A: No opinion.
B: In terms of campus experience, maybe. If you’re not in a dorm, if you can’t use the gym or perform in productions, I can see the argument. But I don’t think that the teaching is going to be worse than usual. I don’t think students are getting shortchanged in terms of what they learn in class.
C: That’s a really hard question. It depends. Certainly, it’s hard getting the full experience of NYU, and should [students] be asked to pay for that? I don’t think so.
That said, there are fixed costs associated with running a university, and if those costs aren’t covered, what happens to the university? I don’t know what the budgeting is, but a lot of it is human cost, a lot of it is the people that staff the university. I’m not just talking about professors — it’s also administrative assistants, it’s also the janitorial staff, cafeteria workers, security guards — there’s so many people that are behind the scenes. And what do you do, not pay them? The problem is NYU has a real estate problem, right? We see all of these fancy buildings in the city, and we think, “Surely there is plenty of money,” and it does seem that way and does seem like the students should get money back. But I don’t know enough of the finances to know where the loose change is. But certainly, I think there should be adjustments, of course.
Have you been provided with more information than students have about the fall semester?
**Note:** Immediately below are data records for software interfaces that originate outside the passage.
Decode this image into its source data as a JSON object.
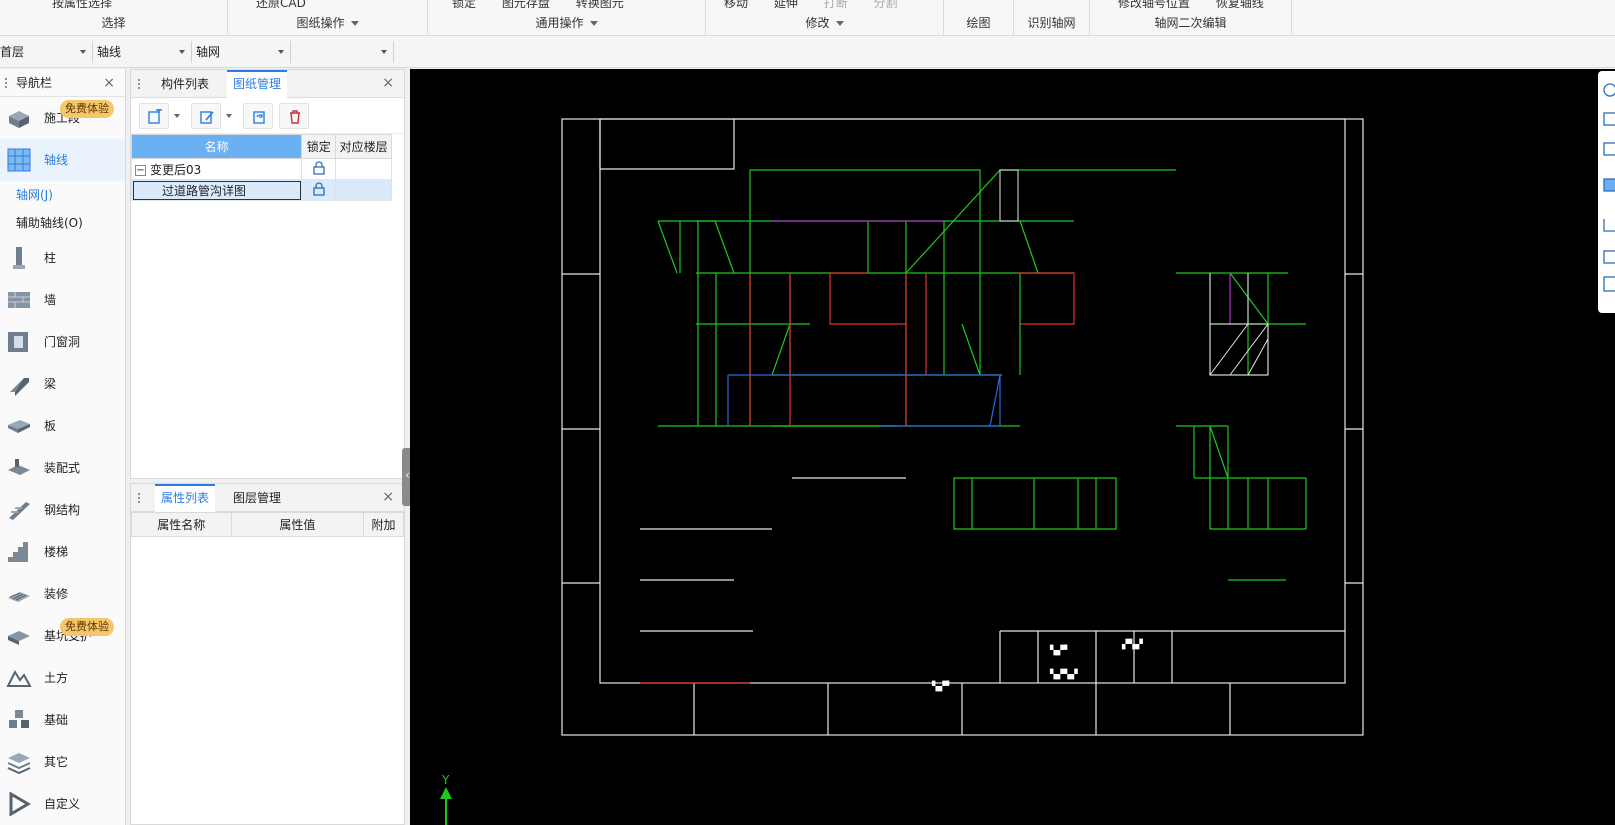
{
  "ribbon": {
    "groups": [
      {
        "cmds": [
          "按属性选择"
        ],
        "title": "选择"
      },
      {
        "cmds": [
          "还原CAD"
        ],
        "title": "图纸操作"
      },
      {
        "cmds": [
          "锁定",
          "图元存盘",
          "转换图元"
        ],
        "title": "通用操作"
      },
      {
        "cmds": [
          "移动",
          "延伸",
          "打断",
          "分割"
        ],
        "title": "修改"
      },
      {
        "cmds": [],
        "title": "绘图"
      },
      {
        "cmds": [],
        "title": "识别轴网"
      },
      {
        "cmds": [
          "修改轴号位置",
          "恢复轴线"
        ],
        "title": "轴网二次编辑"
      }
    ]
  },
  "selectors": {
    "floor": "首层",
    "category": "轴线",
    "type": "轴网",
    "extra": ""
  },
  "nav": {
    "title": "导航栏",
    "badge": "免费体验",
    "items": [
      {
        "label": "施工段",
        "icon": "construction-stage-icon"
      },
      {
        "label": "轴线",
        "icon": "axis-grid-icon"
      },
      {
        "label": "柱",
        "icon": "column-icon"
      },
      {
        "label": "墙",
        "icon": "wall-icon"
      },
      {
        "label": "门窗洞",
        "icon": "door-window-icon"
      },
      {
        "label": "梁",
        "icon": "beam-icon"
      },
      {
        "label": "板",
        "icon": "slab-icon"
      },
      {
        "label": "装配式",
        "icon": "prefab-icon"
      },
      {
        "label": "钢结构",
        "icon": "steel-structure-icon"
      },
      {
        "label": "楼梯",
        "icon": "stair-icon"
      },
      {
        "label": "装修",
        "icon": "decoration-icon"
      },
      {
        "label": "基坑支护",
        "icon": "foundation-pit-icon"
      },
      {
        "label": "土方",
        "icon": "earthwork-icon"
      },
      {
        "label": "基础",
        "icon": "foundation-icon"
      },
      {
        "label": "其它",
        "icon": "other-icon"
      },
      {
        "label": "自定义",
        "icon": "custom-icon"
      }
    ],
    "sub_items": [
      "轴网(J)",
      "辅助轴线(O)"
    ]
  },
  "drawing_panel": {
    "tabs": [
      "构件列表",
      "图纸管理"
    ],
    "columns": [
      "名称",
      "锁定",
      "对应楼层"
    ],
    "rows": [
      {
        "name": "变更后03",
        "floor": ""
      },
      {
        "name": "过道路管沟详图",
        "floor": ""
      }
    ]
  },
  "property_panel": {
    "tabs": [
      "属性列表",
      "图层管理"
    ],
    "columns": [
      "属性名称",
      "属性值",
      "附加"
    ]
  },
  "canvas": {
    "axis_label": "Y"
  }
}
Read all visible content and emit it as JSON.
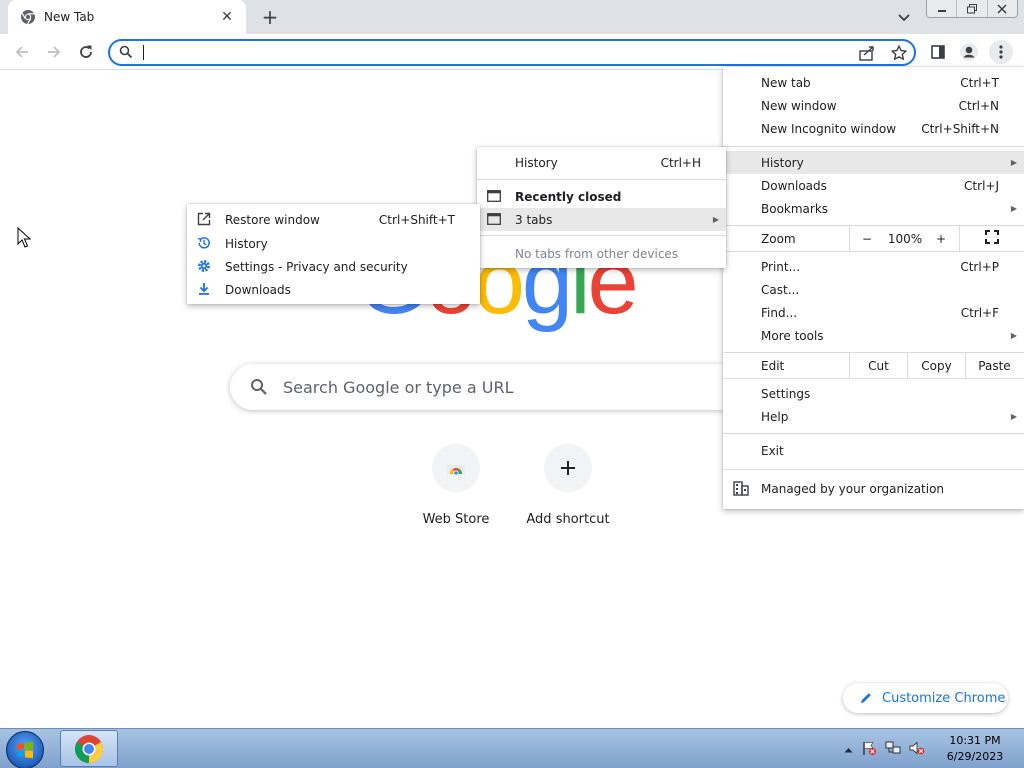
{
  "tab": {
    "title": "New Tab",
    "close": "✕"
  },
  "newtab_plus": "+",
  "omnibox": {
    "value": ""
  },
  "ntp": {
    "search_placeholder": "Search Google or type a URL",
    "shortcuts": [
      {
        "label": "Web Store"
      },
      {
        "label": "Add shortcut"
      }
    ],
    "customize_label": "Customize Chrome"
  },
  "main_menu": {
    "items": [
      {
        "label": "New tab",
        "shortcut": "Ctrl+T"
      },
      {
        "label": "New window",
        "shortcut": "Ctrl+N"
      },
      {
        "label": "New Incognito window",
        "shortcut": "Ctrl+Shift+N"
      },
      {
        "label": "History",
        "shortcut": ""
      },
      {
        "label": "Downloads",
        "shortcut": "Ctrl+J"
      },
      {
        "label": "Bookmarks",
        "shortcut": ""
      },
      {
        "label": "Print...",
        "shortcut": "Ctrl+P"
      },
      {
        "label": "Cast...",
        "shortcut": ""
      },
      {
        "label": "Find...",
        "shortcut": "Ctrl+F"
      },
      {
        "label": "More tools",
        "shortcut": ""
      },
      {
        "label": "Settings",
        "shortcut": ""
      },
      {
        "label": "Help",
        "shortcut": ""
      },
      {
        "label": "Exit",
        "shortcut": ""
      }
    ],
    "zoom": {
      "label": "Zoom",
      "minus": "−",
      "value": "100%",
      "plus": "+"
    },
    "edit": {
      "label": "Edit",
      "cut": "Cut",
      "copy": "Copy",
      "paste": "Paste"
    },
    "managed": "Managed by your organization"
  },
  "history_menu": {
    "history": {
      "label": "History",
      "shortcut": "Ctrl+H"
    },
    "recently_closed": "Recently closed",
    "tabs_entry": "3 tabs",
    "no_tabs": "No tabs from other devices"
  },
  "recent_submenu": {
    "items": [
      {
        "label": "Restore window",
        "shortcut": "Ctrl+Shift+T"
      },
      {
        "label": "History",
        "shortcut": ""
      },
      {
        "label": "Settings - Privacy and security",
        "shortcut": ""
      },
      {
        "label": "Downloads",
        "shortcut": ""
      }
    ]
  },
  "taskbar": {
    "time": "10:31 PM",
    "date": "6/29/2023"
  },
  "colors": {
    "accent": "#1a73e8",
    "google_blue": "#4285f4",
    "google_red": "#ea4335",
    "google_yellow": "#fbbc05",
    "google_green": "#34a853"
  }
}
A: No, the information that students get is the same that faculty members get. I think in general, the more communication the better.
B: We might get some information a bit earlier than students so we can plan. It’s not in anyone’s interest for everyone to learn everything at the same time; how would we tell students what to expect if we haven’t planned our courses yet?
C: No. I think we all know the same thing. It sounds like you have the same information that I do.
If yes, do you believe any of that information could be, or even should be shared with the students now? Or is it better to wait?
B: Everything changes day-to-day. It’s not all in NYU’s control. As new health information comes in, the governor has to issue new guidelines and schools have to adapt. If students got every update at the same time as the administration, there would be no answers and quite a bit of chaos. I know it’s frustrating, but I believe the school is doing its best to convey useful info in a timely manner.
If no, do you know when more information will be provided — to faculty or to students?
A: I don’t know.
C: No. I mean frankly — I don’t know how they’re gonna — maybe we’ll see in two weeks … I think that has to do with spiking. I mean, certainly, decisions will have to be made because people have to make travel plans … The reality is, everyone wants us to be open. Like no one’s lying about that, there’s no conspiracy behind it. Everyone’s preference is for this f-cking thing to go away and for us to all to be on campus. That’s what we all want — like we got into teaching, we got into being as part of a university so that we could actually be there and teach people. There’s certainly no grand thought of, like, “We don’t want this to happen.” And everyone is hoping for the best, but this thing is so wildly unpredictable. I think even the best-laid plans get totally screwed up, and they probably will.
Email HL Margulies at [email protected]